Training managers put a lot of effort while rolling out an eLearning project, as it involves many complex tasks.
As an eLearning professional, I often work with many training managers and admire their managerial skills. It involves a lot of work like training needs analysis, collecting content, dealing with Subject-matter Experts (SMEs) and developing the course for the stakeholders and learners.
Every organization needs to use their resources well to meet business goals and enhance productivity. As we know, the pharmaceutical sector is highly regulated and non-compliance to applicable laws and regulatory norms could be costly. So, you have to train your employees about rules, regulations, standards and recommended guidelines to avoid mistakes.
In my last blog, we have seen how E-learning, webinars and Mobile apps can be used to impart product training. In this blog, we will look at some more methods.
E-learning is the continuous process of learning through electronic media. Instructional design is a systematic process of learning, and this learning facilitates achievement of the intended goals. Many think that instructional design is all about using technology, but this is not the case.
“A major challenge we face today, therefore, is to create a desire in people to learn; and to foster and facilitate this desire throughout their lives.”
- Bryn Holmes(Author, eLearning Concepts and Practice, 2006)
One of the most important factors for organizations to succeed in today’s competitive landscape is the speedy launch of new products. The time-to-market of new products is critical to survive and succeed. Furthermore, the life cycles of most products are getting shorter due to rapid advances in technology.
On the other hand, if your sales employees are not rightly trained on your products, they will not deliver the right message to your potential prospects making it a competitor’s gain.
We all have a child in ourselves, energetic, fun loving and having zeal to explore and win games. In this state, we learn the best because our emotional state is very positive and retention of learning will be at the peak.
How do we bring out the kid in ourselves, while learning a new skill or acquiring knowledge?
Introducing new processes and software applications can be quite a daunting task. Employees are not receptive to change and teaching all the details and minute steps can be time consuming. Conducting classroom sessions might not be a very beneficial solution. Learners will need to set aside time from their busy schedules, and often, this might not be feasible.
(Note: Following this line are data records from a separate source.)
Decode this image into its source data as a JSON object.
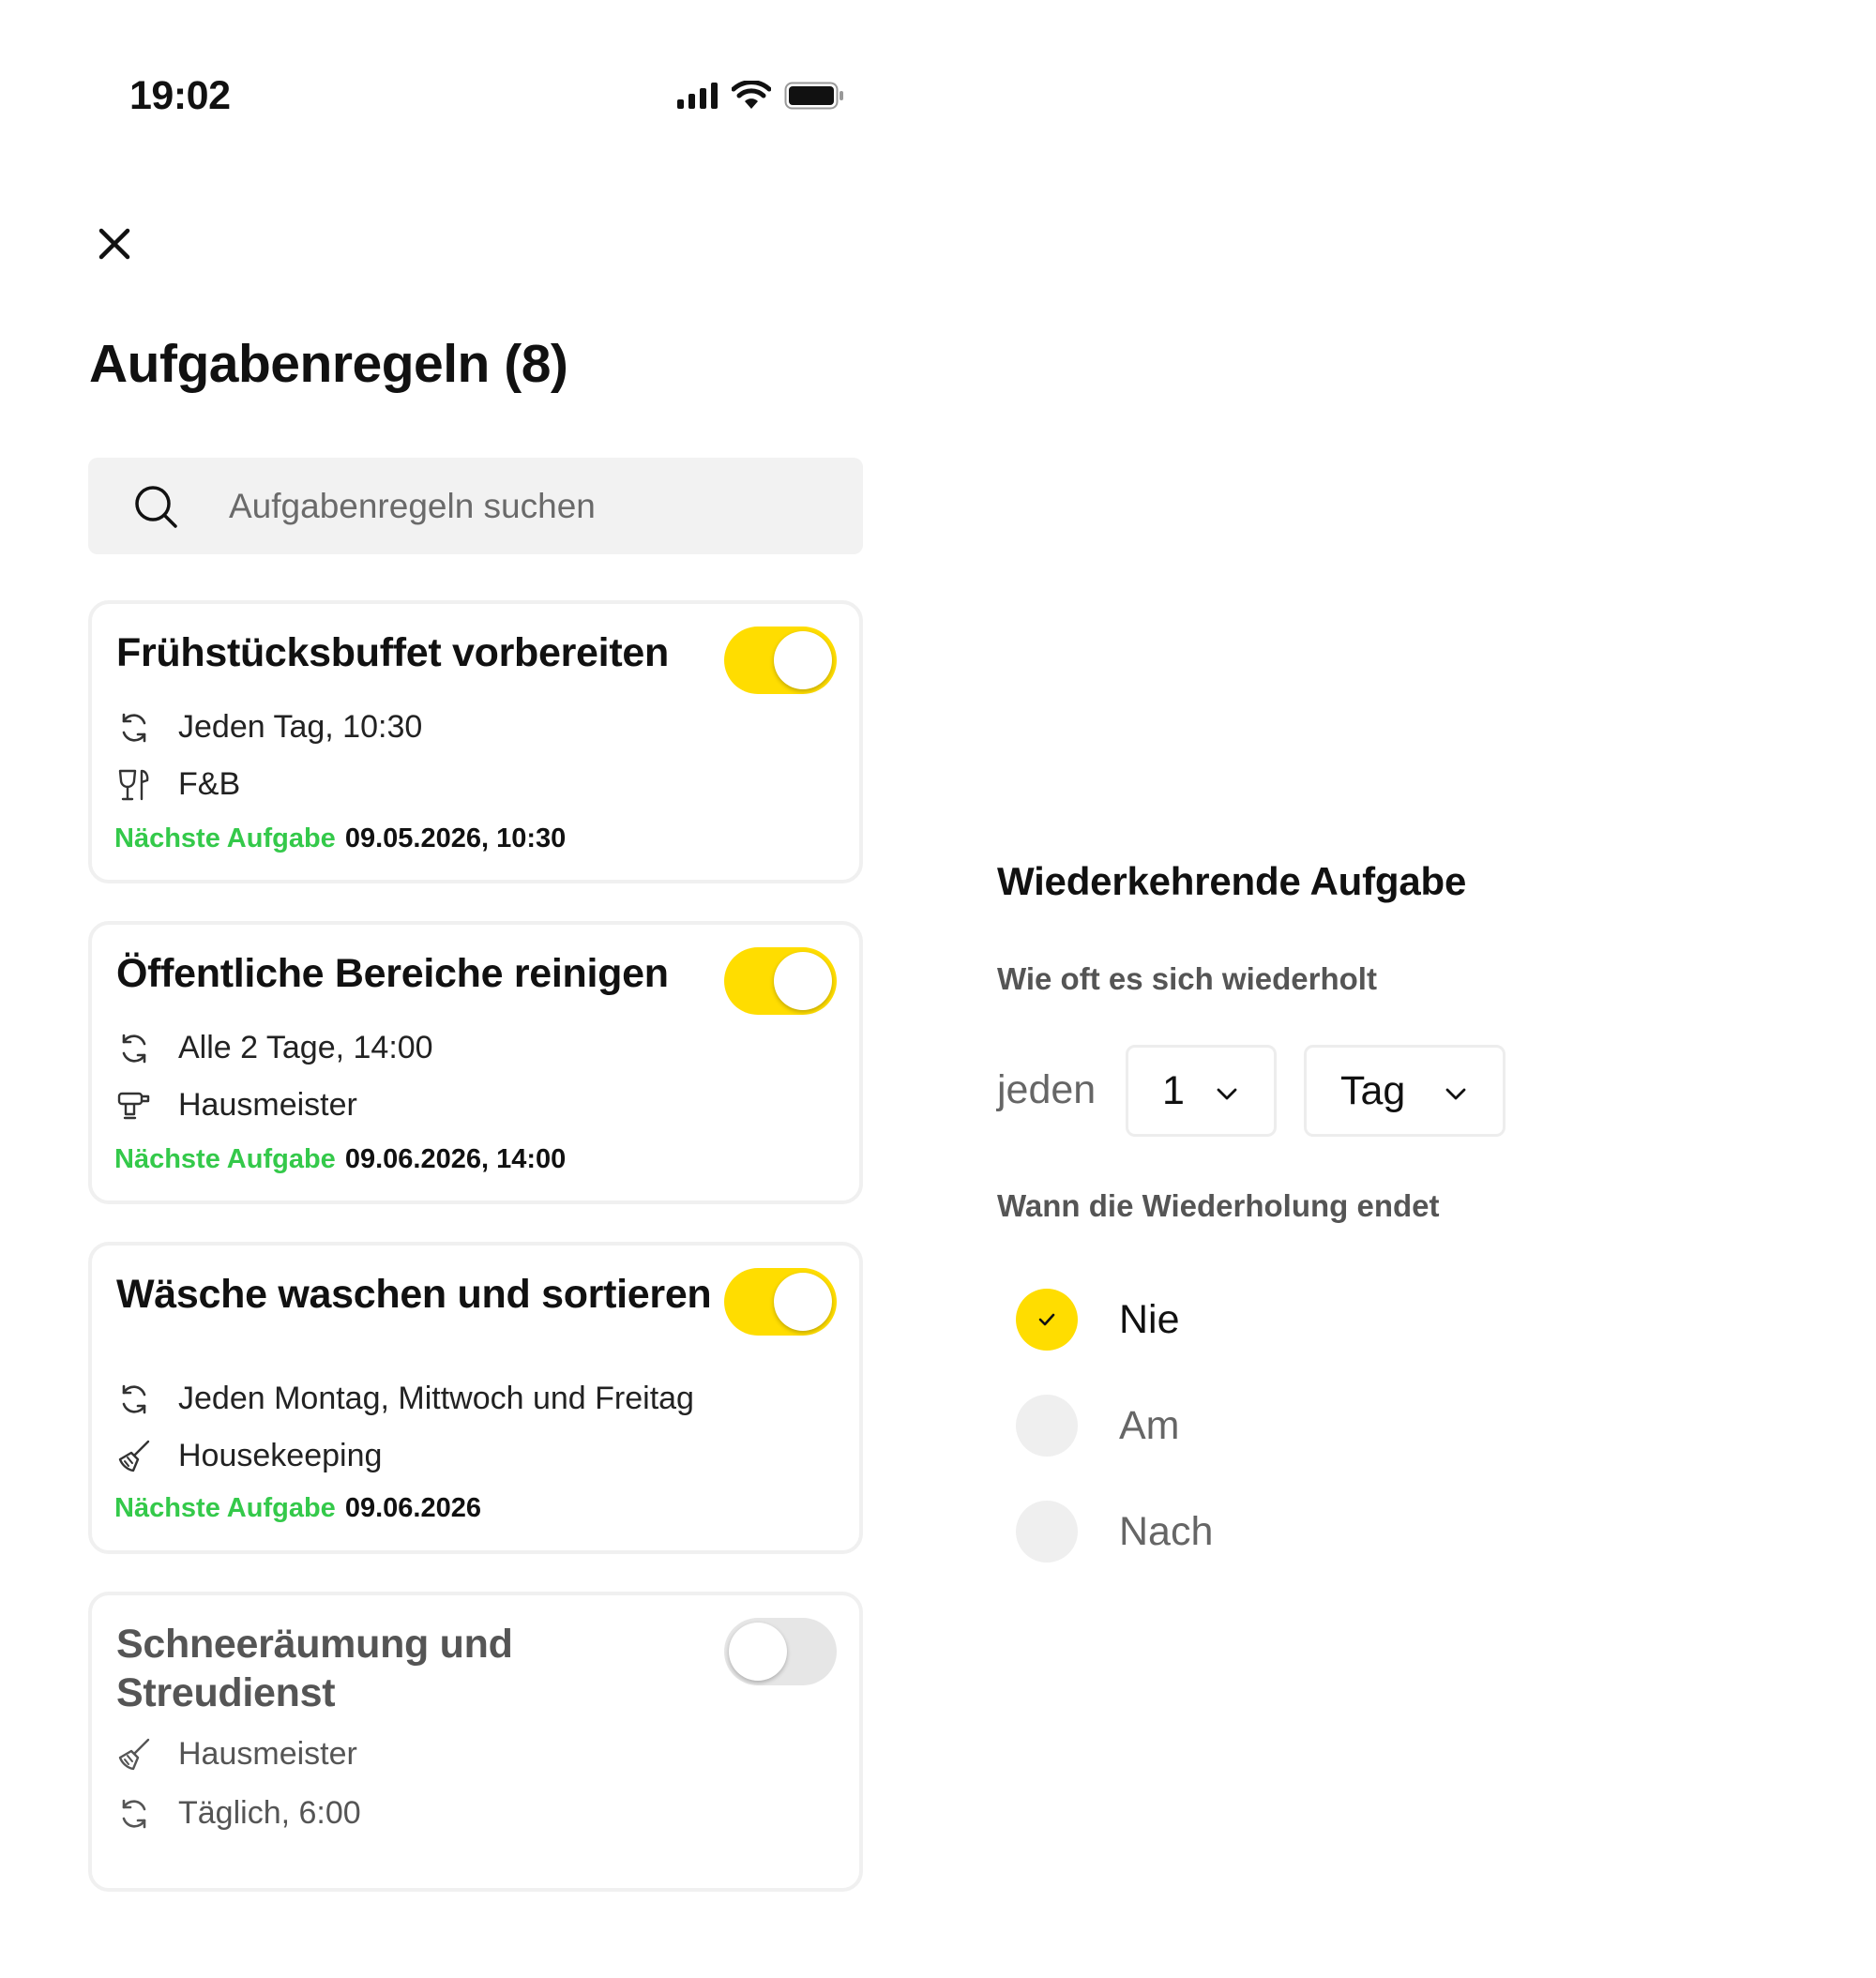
{
  "status_bar": {
    "time": "19:02",
    "icons": [
      "signal-icon",
      "wifi-icon",
      "battery-icon"
    ]
  },
  "header": {
    "close_icon": "close-icon",
    "title": "Aufgabenregeln (8)"
  },
  "search": {
    "placeholder": "Aufgabenregeln suchen",
    "value": ""
  },
  "rules": [
    {
      "title": "Frühstücksbuffet vorbereiten",
      "enabled": true,
      "schedule": "Jeden Tag, 10:30",
      "department": "F&B",
      "department_icon": "wine-cutlery-icon",
      "next_label": "Nächste Aufgabe",
      "next_value": "09.05.2026, 10:30"
    },
    {
      "title": "Öffentliche Bereiche reinigen",
      "enabled": true,
      "schedule": "Alle 2 Tage, 14:00",
      "department": "Hausmeister",
      "department_icon": "drill-icon",
      "next_label": "Nächste Aufgabe",
      "next_value": "09.06.2026, 14:00"
    },
    {
      "title": "Wäsche waschen und sortieren",
      "enabled": true,
      "schedule": "Jeden Montag, Mittwoch und Freitag",
      "department": "Housekeeping",
      "department_icon": "broom-icon",
      "next_label": "Nächste Aufgabe",
      "next_value": "09.06.2026"
    },
    {
      "title": "Schneeräumung und Streudienst",
      "enabled": false,
      "department": "Hausmeister",
      "department_icon": "broom-icon",
      "schedule": "Täglich, 6:00"
    }
  ],
  "recurrence": {
    "title": "Wiederkehrende Aufgabe",
    "frequency_label": "Wie oft es sich wiederholt",
    "every_label": "jeden",
    "interval_value": "1",
    "unit_value": "Tag",
    "end_label": "Wann die Wiederholung endet",
    "end_options": [
      {
        "label": "Nie",
        "selected": true
      },
      {
        "label": "Am",
        "selected": false
      },
      {
        "label": "Nach",
        "selected": false
      }
    ]
  },
  "colors": {
    "accent": "#ffdd00",
    "next_label": "#34c94a",
    "card_border": "#f0f0f0",
    "search_bg": "#f2f2f2"
  }
}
The limited number of facilitators will also slow down the learning process. Facilitators will also need to travel extensively to teach learners spread all across the globe. All these arrangements take up considerable efforts, time and financial resources.
I would like to pick your brains with a quick question on compliance assessment.
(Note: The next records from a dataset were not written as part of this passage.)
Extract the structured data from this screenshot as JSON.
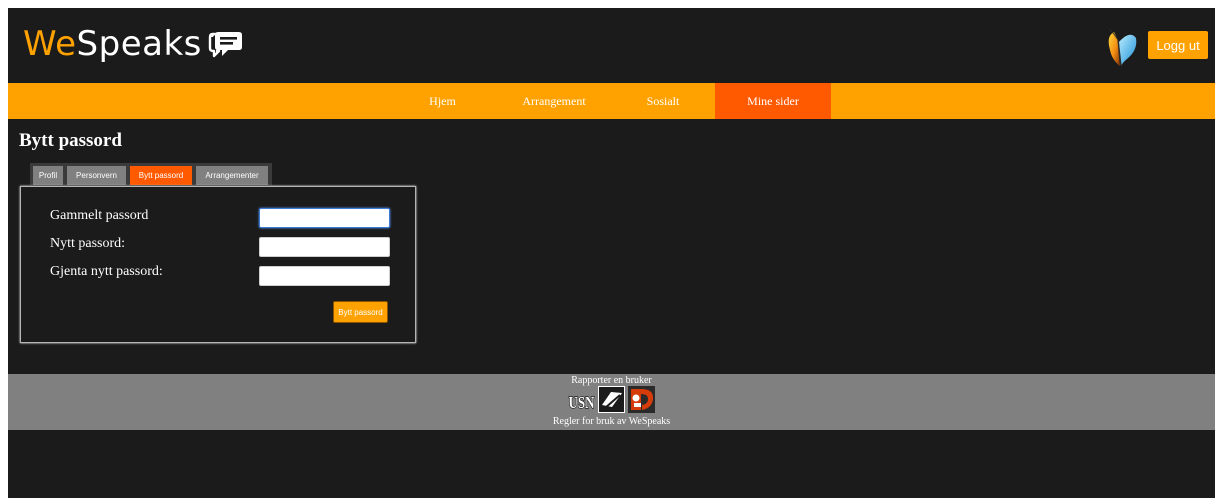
{
  "header": {
    "logo_we": "We",
    "logo_speaks": "Speaks",
    "logout_label": "Logg ut"
  },
  "nav": [
    {
      "label": "Hjem"
    },
    {
      "label": "Arrangement"
    },
    {
      "label": "Sosialt"
    },
    {
      "label": "Mine sider",
      "active": true
    }
  ],
  "page_title": "Bytt passord",
  "tabs": [
    {
      "label": "Profil"
    },
    {
      "label": "Personvern"
    },
    {
      "label": "Bytt passord",
      "active": true
    },
    {
      "label": "Arrangementer"
    }
  ],
  "form": {
    "fields": [
      {
        "label": "Gammelt passord",
        "value": ""
      },
      {
        "label": "Nytt passord:",
        "value": ""
      },
      {
        "label": "Gjenta nytt passord:",
        "value": ""
      }
    ],
    "submit_label": "Bytt passord"
  },
  "footer": {
    "report_link": "Rapporter en bruker",
    "rules_link": "Regler for bruk av WeSpeaks",
    "logo_usn": "USN"
  },
  "colors": {
    "accent": "#ffa200",
    "active": "#ff5a00",
    "background": "#1b1b1b",
    "footer": "#808080"
  }
}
In your experience with assessing compliance topics, is it OK to let learners keep repeating a quiz until they achieve 100%?